August 2, 2016
A Primer on South Africa’s Municipal Elections: What’s at Stake and Why it Matters
By Chloë McGrath
Corruption, unemployment and poor local service delivery are the core issues in this municipal election. Many South Africans previously disadvantaged under the apartheid government are frustrated by the fact that their living conditions are not much improved since 1994 when the country officially transitioned to democracy – 21.7 percent of South Africans live in extreme poverty unable to meet their basic nutritional requirements. Official unemployment figures hit a twelve-year high in the first quarter of 2016, reaching 26.7 percent. But not everyone is so badly off - the gap between rich and poor is growing as party elites and those on the “inside” continue to enrich themselves. Less connected “outsider” citizens are aware that in addition to the consequences of institutionalized exclusion, there is an indisputable link between their lack of opportunity and the enrichment of the elite bureaucrats controlling the purse strings of government coffers.
In recent years, the ANC has increasingly been forced to rely on its liberation struggle credentials to draw supportive voters to the polls. Inter-party heckling over the use of Nelson Mandela’s legacy as a campaign tool highlights the disproportionate reliance that the party has on its ownership of South Africa’s icon of freedom. But the party’s branding can only carry it so far – many loyal voters are disillusioned by the lack of improvement in their circumstances and are losing patience. Factionalism is rife, and the party is mired in corruption allegations and its inability to revive the ailing economy. Aware of its precarious position, the ANC made some controversial candidate choices. The nomination of an outsider to stand for the contested municipality of Tshwane ignited warring ANC factions and sparked violent protests. Just last week, an ANC ward councilor candidate was killed in the Nelson Mandela Municipality – the urban area most likely to fall into opposition control.

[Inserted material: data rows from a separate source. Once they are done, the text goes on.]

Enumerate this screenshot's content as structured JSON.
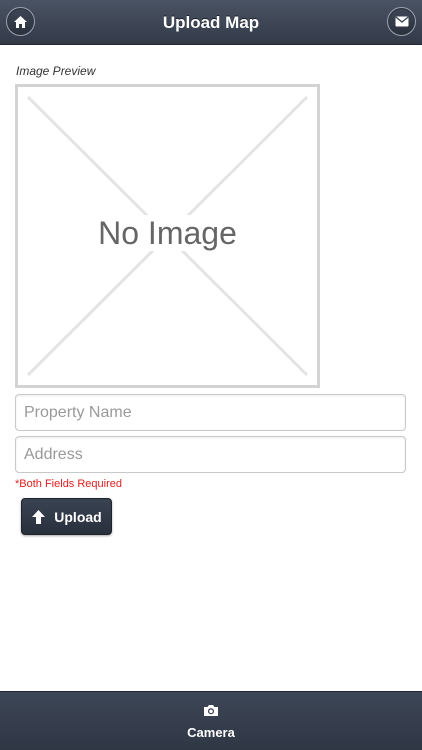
{
  "header": {
    "title": "Upload Map",
    "home_icon": "home-icon",
    "mail_icon": "mail-icon"
  },
  "preview": {
    "label": "Image Preview",
    "placeholder_text": "No Image"
  },
  "form": {
    "property_name_placeholder": "Property Name",
    "property_name_value": "",
    "address_placeholder": "Address",
    "address_value": "",
    "required_note": "*Both Fields Required"
  },
  "upload_button": {
    "label": "Upload",
    "icon": "upload-arrow-icon"
  },
  "footer": {
    "tab_label": "Camera",
    "tab_icon": "camera-icon"
  },
  "colors": {
    "header_bg": "#3a4250",
    "button_bg": "#2f3744",
    "required_text": "#e02020",
    "border": "#d3d3d3"
  }
}
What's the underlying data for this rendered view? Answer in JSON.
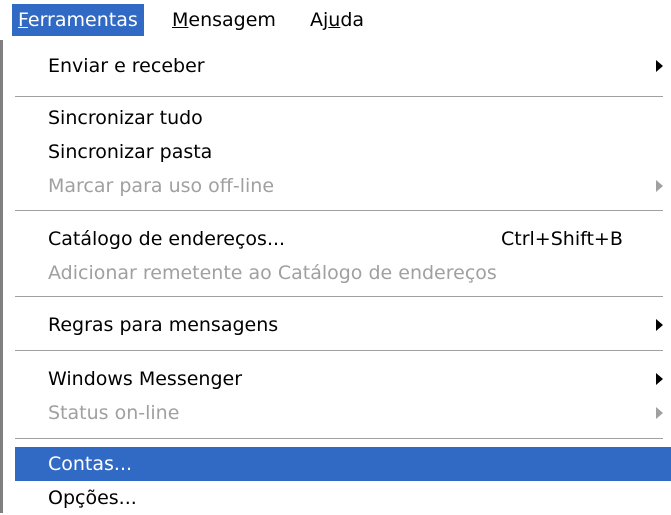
{
  "menubar": {
    "items": [
      {
        "label": "Ferramentas"
      },
      {
        "label": "Mensagem"
      },
      {
        "label": "Ajuda"
      }
    ]
  },
  "menu": {
    "items": [
      {
        "label": "Enviar e receber",
        "submenu": true,
        "enabled": true
      },
      {
        "label": "Sincronizar tudo",
        "enabled": true
      },
      {
        "label": "Sincronizar pasta",
        "enabled": true
      },
      {
        "label": "Marcar para uso off-line",
        "submenu": true,
        "enabled": false
      },
      {
        "label": "Catálogo de endereços...",
        "shortcut": "Ctrl+Shift+B",
        "enabled": true
      },
      {
        "label": "Adicionar remetente ao Catálogo de endereços",
        "enabled": false
      },
      {
        "label": "Regras para mensagens",
        "submenu": true,
        "enabled": true
      },
      {
        "label": "Windows Messenger",
        "submenu": true,
        "enabled": true
      },
      {
        "label": "Status on-line",
        "submenu": true,
        "enabled": false
      },
      {
        "label": "Contas...",
        "enabled": true,
        "highlighted": true
      },
      {
        "label": "Opções...",
        "enabled": true
      }
    ]
  },
  "colors": {
    "highlight": "#316ac5",
    "disabled_text": "#a0a0a0"
  }
}
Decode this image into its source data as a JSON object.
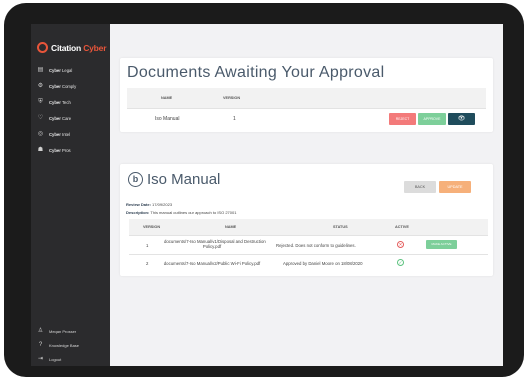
{
  "brand": {
    "name_main": "Citation",
    "name_accent": " Cyber"
  },
  "sidebar": {
    "items": [
      {
        "bold": "Cyber",
        "rest": " Legal",
        "icon": "document-icon"
      },
      {
        "bold": "Cyber",
        "rest": " Comply",
        "icon": "gear-icon"
      },
      {
        "bold": "Cyber",
        "rest": " Tech",
        "icon": "shield-icon"
      },
      {
        "bold": "Cyber",
        "rest": " Care",
        "icon": "heart-icon"
      },
      {
        "bold": "Cyber",
        "rest": " Intel",
        "icon": "target-icon"
      },
      {
        "bold": "Cyber",
        "rest": " Pros",
        "icon": "users-icon"
      }
    ],
    "bottom": [
      {
        "label": "Meqan Prosser",
        "icon": "user-icon"
      },
      {
        "label": "Knowledge Base",
        "icon": "help-icon"
      },
      {
        "label": "Logout",
        "icon": "logout-icon"
      }
    ]
  },
  "approval": {
    "title": "Documents Awaiting Your Approval",
    "headers": {
      "name": "NAME",
      "version": "VERSION"
    },
    "row": {
      "name": "Iso Manual",
      "version": "1"
    },
    "reject_label": "REJECT",
    "approve_label": "APPROVE",
    "view_icon": "eye-icon"
  },
  "document": {
    "logo_letter": "b",
    "title": "Iso Manual",
    "back_label": "BACK",
    "update_label": "UPDATE",
    "review_label": "Review Date:",
    "review_value": "17/09/2023",
    "description_label": "Description:",
    "description_value": "This manual outlines our approach to ISO 27001",
    "headers": {
      "version": "VERSION",
      "name": "NAME",
      "status": "STATUS",
      "active": "ACTIVE"
    },
    "rows": [
      {
        "version": "1",
        "name_line1": "documents/7-Iso Manual/v1/Disposal and Destruction",
        "name_line2": "Policy.pdf",
        "status": "Rejected. Does not conform to guidelines.",
        "active_icon": "x-circle-icon",
        "action_label": "MAKE ACTIVE"
      },
      {
        "version": "2",
        "name_line1": "documents/7-Iso Manual/v2/Public Wi-Fi Policy.pdf",
        "name_line2": "",
        "status": "Approved by Daniel Moore on 18/08/2020",
        "active_icon": "check-circle-icon",
        "action_label": ""
      }
    ]
  },
  "colors": {
    "accent": "#e8553a",
    "sidebar": "#2b2b2d",
    "title": "#4a5a6b",
    "reject": "#f37a7a",
    "approve": "#7dcf9a",
    "view": "#1f4c5c",
    "update": "#f6b07a"
  }
}
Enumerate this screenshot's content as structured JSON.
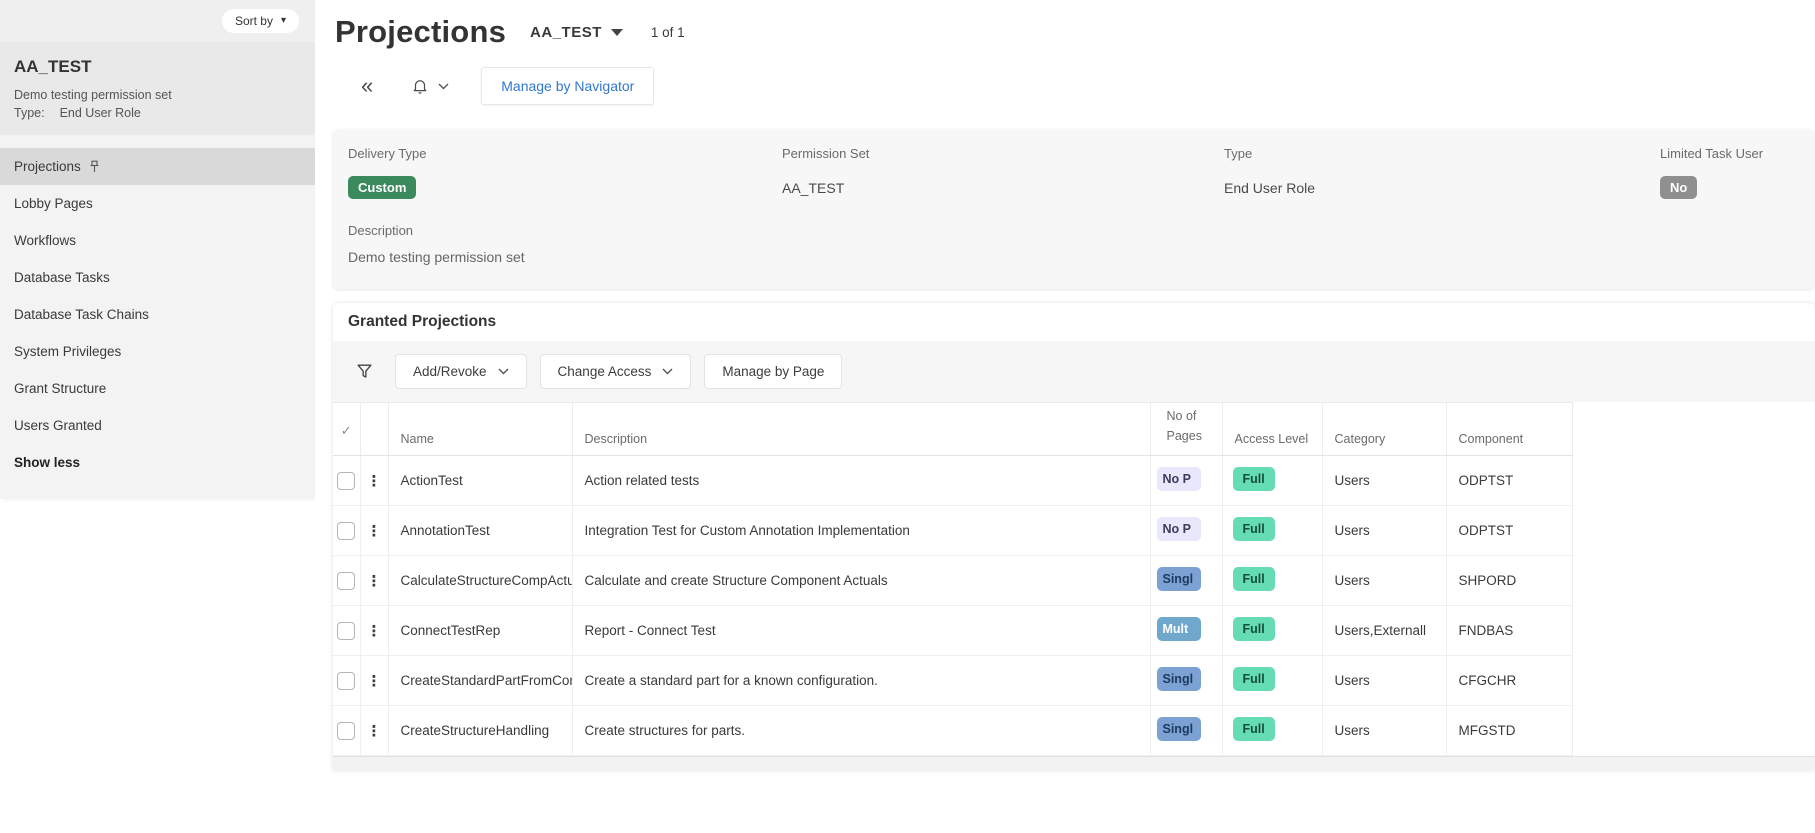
{
  "icons": {
    "caret_down": "▾",
    "collapse_left": "«",
    "kebab": "⋮",
    "select_all_check": "✓"
  },
  "sidebar": {
    "sort_by_label": "Sort by",
    "profile": {
      "title": "AA_TEST",
      "description": "Demo testing permission set",
      "type_label": "Type:",
      "type_value": "End User Role"
    },
    "items": [
      {
        "label": "Projections"
      },
      {
        "label": "Lobby Pages"
      },
      {
        "label": "Workflows"
      },
      {
        "label": "Database Tasks"
      },
      {
        "label": "Database Task Chains"
      },
      {
        "label": "System Privileges"
      },
      {
        "label": "Grant Structure"
      },
      {
        "label": "Users Granted"
      },
      {
        "label": "Show less"
      }
    ]
  },
  "header": {
    "title": "Projections",
    "selector_value": "AA_TEST",
    "record_count": "1 of 1",
    "manage_by_navigator_label": "Manage by Navigator",
    "link_color": "#3178d2"
  },
  "details": {
    "fields": [
      {
        "label": "Delivery Type",
        "value": "Custom",
        "badge_bg": "#3a8a5e",
        "badge_fg": "#ffffff"
      },
      {
        "label": "Permission Set",
        "value": "AA_TEST"
      },
      {
        "label": "Type",
        "value": "End User Role"
      },
      {
        "label": "Limited Task User",
        "value": "No",
        "badge_bg": "#8f8f8f",
        "badge_fg": "#ffffff"
      }
    ],
    "description_label": "Description",
    "description_value": "Demo testing permission set"
  },
  "granted": {
    "title": "Granted Projections",
    "toolbar": {
      "add_revoke_label": "Add/Revoke",
      "change_access_label": "Change Access",
      "manage_by_page_label": "Manage by Page"
    },
    "table": {
      "columns": {
        "name": "Name",
        "description": "Description",
        "pages": "No of Pages",
        "access": "Access Level",
        "category": "Category",
        "component": "Component"
      },
      "rows": [
        {
          "name": "ActionTest",
          "description": "Action related tests",
          "pages": {
            "text": "No P",
            "bg": "#e9e7fb",
            "fg": "#3c3c5c"
          },
          "access": {
            "text": "Full",
            "bg": "#66dcb4",
            "fg": "#124e39"
          },
          "category": "Users",
          "component": "ODPTST"
        },
        {
          "name": "AnnotationTest",
          "description": "Integration Test for Custom Annotation Implementation",
          "pages": {
            "text": "No P",
            "bg": "#e9e7fb",
            "fg": "#3c3c5c"
          },
          "access": {
            "text": "Full",
            "bg": "#66dcb4",
            "fg": "#124e39"
          },
          "category": "Users",
          "component": "ODPTST"
        },
        {
          "name": "CalculateStructureCompActualsH",
          "description": "Calculate and create Structure Component Actuals",
          "pages": {
            "text": "Singl",
            "bg": "#7ba2d3",
            "fg": "#1d3a60"
          },
          "access": {
            "text": "Full",
            "bg": "#66dcb4",
            "fg": "#124e39"
          },
          "category": "Users",
          "component": "SHPORD"
        },
        {
          "name": "ConnectTestRep",
          "description": "Report - Connect Test",
          "pages": {
            "text": "Mult",
            "bg": "#70a7cd",
            "fg": "#ffffff"
          },
          "access": {
            "text": "Full",
            "bg": "#66dcb4",
            "fg": "#124e39"
          },
          "category": "Users,Externall",
          "component": "FNDBAS"
        },
        {
          "name": "CreateStandardPartFromConfigu",
          "description": "Create a standard part for a known configuration.",
          "pages": {
            "text": "Singl",
            "bg": "#7ba2d3",
            "fg": "#1d3a60"
          },
          "access": {
            "text": "Full",
            "bg": "#66dcb4",
            "fg": "#124e39"
          },
          "category": "Users",
          "component": "CFGCHR"
        },
        {
          "name": "CreateStructureHandling",
          "description": "Create structures for parts.",
          "pages": {
            "text": "Singl",
            "bg": "#7ba2d3",
            "fg": "#1d3a60"
          },
          "access": {
            "text": "Full",
            "bg": "#66dcb4",
            "fg": "#124e39"
          },
          "category": "Users",
          "component": "MFGSTD"
        }
      ]
    }
  }
}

Voters disenchanted with the performance of the ANC have an appetite for change. The Democratic Alliance (DA) and the Economic Freedom Fighters (EFF) are the two major contenders. The DA is South Africa’s leading opposition party – a liberal party that has set itself apart with track record of transparent governance. The DA elected Mmusi Maimane as its first black leader in May 2015, but has struggled to distance itself from its historically white reputation. The DA first gained control over Cape Town – the only one of eight major metropoles currently controlled by the opposition – through a coalition with seven smaller parties in the 2006 election. After bringing Cape Town under its jurisdiction, the DA then went on to win the Western Cape Province. In the 2014 election, the DA won 22.23 percent of the popular vote.
The EFF – a party that identifies itself as a “radical and militant economic emancipation movement” positioned left of the ANC – is contesting their first local election this year. Established three years ago by expelled ANC Youth League leader Julius Malema, the controversial party won twenty-five parliamentary seats in the 2014 national election. The EFF’s rhetoric has had particular appeal to South Africa’s youth – of whom 63 percent (3.2 million) are unemployed. This week, EFF leadership met with former president Thabo Mbeki, purportedly to court his vote ahead of Wednesday’s election. Mbeki was ‘recalled’ from the presidency by the ANC in 2008 amid allegations that he had “misused his power”, and has refused to campaign on behalf of the party this year.
There is no question as to whether the ANC will suffer significant losses in this pivotal election. Rather, the question that remains is how significant these losses will be. Polls commissioned by a private broadcasting company show the DA leading in three of the most contested municipal areas: Tshwane in which the administrative capital Pretoria is situated, Nelson Mandela Bay, encompassing Port Elizabeth, and Johannesburg. However, given the paucity of available polling data it is difficult to know for sure how credible these predictions are. A single opposition party winning a majority is unlikely, but the ANC dropping below the 50 percent mark would be enough to substantially unsettle the political status quo. That being said, the ANC’s legacy remains a force to be reckoned with, and for the DA and the EFF to make a breakthrough in the contested municipalities, many ANC voters will need to either stay home or cross the floor.
Chloë McGrath is a visiting fellow at the Atlantic Council’s Africa Center. You can follow her on Twitter @malawicoffee.